DR. V.E. BALDWIN: I appreciate the attitude of the writer of the paper; also of the President in the remark he made saying that a large per cent of homoeopathic business relates to chronic diseases. In fact, I believe three-fourths of my work pertains to this type. After thirty-five years of practice I am more convinced than ever that the homoeopath does have something in his potencies to bring recovery to the chronic sick, that with all the credit we must allow the allopathic brethren in looking after the physical side, the climatic care, the diet procedure and the chemical and laboratory methods and late programs of treatment, we do have in our homoeopathic potencies something that goes deeper and lasts longer than can possibly happen by the methods the allopathic men employ.

I believe every man or woman present who has been a homoeopathic prescriber for a number of years can relate instances of patients coming to him after the very best of allopathic care, where the administration of some deep-acting homoeopathic remedy set up a recovery process that put the patient back on his feet again. Most of us perhaps find this thing most conspicuous in our own home lives and families. In 1918 I had a daughter who had black diphtheria. She was desperately sick. For twenty-four hours I thought she would not live. I did give her 10,000 units of antitoxin. She is an invalid yet. I am not complaining about the antitoxin, but I do know that by the administration of homoeopathic remedies since then I have been able to maintain a status of health in her case. That is very unusual for those who had the same type of diphtheria and had had antitoxin. A neighbor just across the way from me who developed this same type of diphtheria did not have anti-toxin, became paralyzed, and for six months was not able to stand on his feet. The administration of Diphtherinum and Causticum undoubtedly did restore that man to his health, for today he is perfectly agile, a healthy man in business.

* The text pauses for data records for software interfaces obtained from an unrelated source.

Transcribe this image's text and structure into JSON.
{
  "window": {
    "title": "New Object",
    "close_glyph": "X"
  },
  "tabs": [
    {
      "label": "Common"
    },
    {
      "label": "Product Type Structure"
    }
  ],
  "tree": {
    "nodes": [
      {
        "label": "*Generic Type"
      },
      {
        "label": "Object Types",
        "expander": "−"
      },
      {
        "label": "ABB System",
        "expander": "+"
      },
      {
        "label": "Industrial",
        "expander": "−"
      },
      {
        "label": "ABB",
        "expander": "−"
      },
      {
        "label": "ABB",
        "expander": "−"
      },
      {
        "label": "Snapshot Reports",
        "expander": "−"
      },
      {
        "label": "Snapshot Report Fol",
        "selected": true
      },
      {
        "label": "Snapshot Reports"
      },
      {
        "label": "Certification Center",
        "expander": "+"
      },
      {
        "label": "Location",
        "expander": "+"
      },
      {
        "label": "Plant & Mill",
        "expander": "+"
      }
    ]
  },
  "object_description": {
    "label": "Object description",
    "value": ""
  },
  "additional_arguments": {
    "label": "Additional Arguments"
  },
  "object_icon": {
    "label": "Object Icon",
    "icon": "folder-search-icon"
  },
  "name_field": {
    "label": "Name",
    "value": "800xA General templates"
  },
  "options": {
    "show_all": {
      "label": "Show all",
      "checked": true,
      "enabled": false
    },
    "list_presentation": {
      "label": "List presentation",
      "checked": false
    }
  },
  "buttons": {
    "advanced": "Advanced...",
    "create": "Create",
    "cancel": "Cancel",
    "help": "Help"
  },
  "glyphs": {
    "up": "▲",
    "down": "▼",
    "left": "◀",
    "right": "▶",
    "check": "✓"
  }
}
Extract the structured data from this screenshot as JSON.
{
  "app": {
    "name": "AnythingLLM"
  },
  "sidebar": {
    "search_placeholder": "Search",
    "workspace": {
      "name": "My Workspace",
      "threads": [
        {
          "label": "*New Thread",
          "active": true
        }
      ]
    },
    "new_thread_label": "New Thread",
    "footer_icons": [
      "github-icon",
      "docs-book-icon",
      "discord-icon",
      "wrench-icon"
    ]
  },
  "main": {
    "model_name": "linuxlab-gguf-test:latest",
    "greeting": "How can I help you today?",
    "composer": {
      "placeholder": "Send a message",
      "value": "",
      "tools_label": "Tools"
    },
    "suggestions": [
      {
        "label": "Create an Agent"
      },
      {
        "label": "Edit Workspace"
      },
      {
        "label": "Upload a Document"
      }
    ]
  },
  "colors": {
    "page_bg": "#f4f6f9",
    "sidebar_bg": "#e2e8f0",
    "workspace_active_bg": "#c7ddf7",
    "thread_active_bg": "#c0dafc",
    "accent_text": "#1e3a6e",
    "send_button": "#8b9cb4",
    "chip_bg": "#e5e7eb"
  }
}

I have other patients of the same type where I am sure that the administration of a homoeopathic remedy did for these people what is not possible to hope for or expect by the conventional methods. Other instances of that kind we all could recite.

John V. Allen